|Lenovo ThinkPad X220 – Intel Core i5-2410M 2.30GHz, 4GB RAM, 7200RPM HD||5,764 PCMarks|
|SONY VAIO SA – Intel Core i5-2430M, AMD 6750M, 6GB RAM, 7200RPM HD||7,007 PCMarks|
|Lenovo ThinkPad Edge E420 – Intel Core i5-2410m 2.30GHz, 4GB RAM||6,056 PCMarks|
|Dell Vostro 3450 – Intel Core i5-2410m 2.30Ghz, 4GB RAM||5,901 PCMarks|
|Dell Inspiron N411z – Intel Core i3-2330m 2.30GHz, 4GB RAM||5,285 PCMarks|
|Lenovo ThinkPad T420 – Intel Core i3-2310m 2.1GHz, 2GB RAM||3,204 PCMarks|
While the IdeaPad U310 is not intended to be used for gaming purposes, with its Intel HD 4000 graphics it can run a few games, here’s the score it achieved in 3DMark Vantage and how it compares to other laptops:
3DMark Vantage – Measures 3D graphics performance, higher scores are better

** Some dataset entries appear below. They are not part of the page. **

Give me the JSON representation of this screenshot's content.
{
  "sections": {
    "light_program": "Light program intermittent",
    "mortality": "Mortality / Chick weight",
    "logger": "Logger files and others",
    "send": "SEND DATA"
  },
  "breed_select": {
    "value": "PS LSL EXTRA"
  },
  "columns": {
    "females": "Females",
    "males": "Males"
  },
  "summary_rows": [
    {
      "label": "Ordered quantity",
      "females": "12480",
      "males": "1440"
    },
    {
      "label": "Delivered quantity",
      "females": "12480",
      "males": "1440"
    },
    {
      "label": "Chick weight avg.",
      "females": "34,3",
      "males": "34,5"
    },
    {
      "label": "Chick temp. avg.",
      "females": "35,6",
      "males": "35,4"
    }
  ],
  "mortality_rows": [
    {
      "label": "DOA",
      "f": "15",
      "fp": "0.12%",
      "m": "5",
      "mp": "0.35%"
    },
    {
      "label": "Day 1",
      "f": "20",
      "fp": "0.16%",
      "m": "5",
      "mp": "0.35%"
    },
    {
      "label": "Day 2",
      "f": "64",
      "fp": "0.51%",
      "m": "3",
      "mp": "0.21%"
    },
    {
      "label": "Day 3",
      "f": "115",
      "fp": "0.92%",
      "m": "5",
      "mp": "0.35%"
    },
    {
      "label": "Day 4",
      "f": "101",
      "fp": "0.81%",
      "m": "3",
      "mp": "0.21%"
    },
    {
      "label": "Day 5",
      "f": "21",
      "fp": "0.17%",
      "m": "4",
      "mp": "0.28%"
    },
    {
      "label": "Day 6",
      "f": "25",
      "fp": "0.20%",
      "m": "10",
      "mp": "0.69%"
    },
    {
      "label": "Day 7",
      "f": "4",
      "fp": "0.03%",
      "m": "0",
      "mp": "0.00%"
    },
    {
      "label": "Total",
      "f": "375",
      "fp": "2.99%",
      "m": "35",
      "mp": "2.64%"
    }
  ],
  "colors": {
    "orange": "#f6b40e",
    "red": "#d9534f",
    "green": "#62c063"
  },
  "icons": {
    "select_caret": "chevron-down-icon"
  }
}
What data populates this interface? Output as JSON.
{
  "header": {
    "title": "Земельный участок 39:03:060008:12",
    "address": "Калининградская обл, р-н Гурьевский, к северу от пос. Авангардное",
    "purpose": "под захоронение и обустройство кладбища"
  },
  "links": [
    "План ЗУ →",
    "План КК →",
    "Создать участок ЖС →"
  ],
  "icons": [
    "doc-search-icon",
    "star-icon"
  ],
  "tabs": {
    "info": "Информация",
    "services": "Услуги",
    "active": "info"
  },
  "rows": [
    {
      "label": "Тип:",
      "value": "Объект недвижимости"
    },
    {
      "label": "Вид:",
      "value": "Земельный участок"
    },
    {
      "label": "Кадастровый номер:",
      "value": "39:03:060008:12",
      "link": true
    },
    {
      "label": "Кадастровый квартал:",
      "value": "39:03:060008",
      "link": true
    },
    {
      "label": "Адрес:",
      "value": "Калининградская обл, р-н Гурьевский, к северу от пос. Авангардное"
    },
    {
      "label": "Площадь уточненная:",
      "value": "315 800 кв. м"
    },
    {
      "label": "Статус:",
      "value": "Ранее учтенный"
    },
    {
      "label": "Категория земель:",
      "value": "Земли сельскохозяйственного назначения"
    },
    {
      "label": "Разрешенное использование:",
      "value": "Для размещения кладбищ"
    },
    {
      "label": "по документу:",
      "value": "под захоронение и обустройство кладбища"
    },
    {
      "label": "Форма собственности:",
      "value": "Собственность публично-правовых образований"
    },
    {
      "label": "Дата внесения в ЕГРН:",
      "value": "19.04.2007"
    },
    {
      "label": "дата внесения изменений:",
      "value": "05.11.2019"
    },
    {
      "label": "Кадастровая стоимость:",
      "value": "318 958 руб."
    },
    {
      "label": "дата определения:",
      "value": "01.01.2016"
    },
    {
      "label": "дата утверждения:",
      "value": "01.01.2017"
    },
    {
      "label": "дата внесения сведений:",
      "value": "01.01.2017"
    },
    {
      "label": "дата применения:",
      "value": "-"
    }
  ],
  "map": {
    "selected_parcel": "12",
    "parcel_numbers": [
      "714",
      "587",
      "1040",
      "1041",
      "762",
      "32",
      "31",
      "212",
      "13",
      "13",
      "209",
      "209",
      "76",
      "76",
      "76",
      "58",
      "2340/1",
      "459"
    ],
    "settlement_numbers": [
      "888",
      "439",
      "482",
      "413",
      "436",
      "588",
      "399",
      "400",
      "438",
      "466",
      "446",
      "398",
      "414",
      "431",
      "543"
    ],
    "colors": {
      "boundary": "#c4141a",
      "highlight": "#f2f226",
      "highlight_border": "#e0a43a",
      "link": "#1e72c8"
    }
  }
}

|Lenovo IdeaPad U310 – Intel Core i5-3317U ULV 1.7GHz, 4GB RAM, Intel HD 4000, 540RPM HD||2,133|
|Lenovo ThinkPad X230 – Intel Core i5-3320M 2.60GHz, 4GB RAM, 7200RPM HD||3,165|
|Lenovo ThinkPad X220 – Intel Core i5-2410M 2.30GHz, 4GB RAM, 7200RPM HD||1,611|
|Dell XPS 15 (Intel Core i7-2670QM, Nvidia GT 525M 1GB RAM, 8GB RAM, 7200RPM HD)||4,211|
|HP Envy 17-3000, Intel Core i7-2670QM, AMD 7690M, 6GB RAM, 7200RPM HD||6,970|
|Dell XPS 17 (Core i5-2410m 2.30GHz, Nvidia 550m, 6GB RAM, HD 7200RPM)||4,747|
|HP Pavilion dv6t Select Edition – Intel Core i5-2410m, Intel HD 3000 Graphics, 6GB RAM||1,845|
For those wanting a lightweight, thin laptop without breaking the bank, the Lenovo IdeaPad U310 offers a great design that buyers should consider. The metal construction adds to both the structural strength (I feel comfortable picking up the laptop by the edge) and outward appearances, and the plastic interior (save for the keyboard plate) even looks like bare aluminum. At only 3.75lbs, the 13.3” laptop will not weigh down a bookbag or laptop bag while traveling and the 3-cell battery allows a user to stay away from outlets for a decent amount of time. While I’d rather see a 900p display than 768p (even if only as an optional choice for extra cash), for a starting price of $720 for such a slim laptop I can’t really complain. What I can complain about is the keyboard layout, specifically the right edge of the keyboard and the shorter right Shift, Enter, and Backspace keys. Just like with the Y470p I tested, often times I find myself hitting the Up Arrow key or the Question key instead of the desired Shift or the Plus/Equal key instead of Backspace; at least I’m able to hit the right Enter key a lot of the time. As a touch-typist, I’d rather see the special function keys back in the top-right corner of the keyboard instead of lining the right edge. It would also be nice if an end-user was able to upgrade some parts of the laptop themselves (HDD, RAM, battery), but due to the limited internal space I understand why this isn’t possible. Still, I think that the Lenovo Ideapad U310 is a strong contender in the slim, lightweight laptop market commonly known as the Ultrabook market, combining just the right amounts of price, design, and power to satisfy a buyer.
- Sleek metal design
- Five and a half hours of battery life
- Non-tinny speakers
- USB 3.0 and HDMI ports
- SSD-like speed
- Stays cool to the touch
- No 900p display option
- Odd keyboard layout
- Somewhat narrow viewing angles on the screen
Where to Buy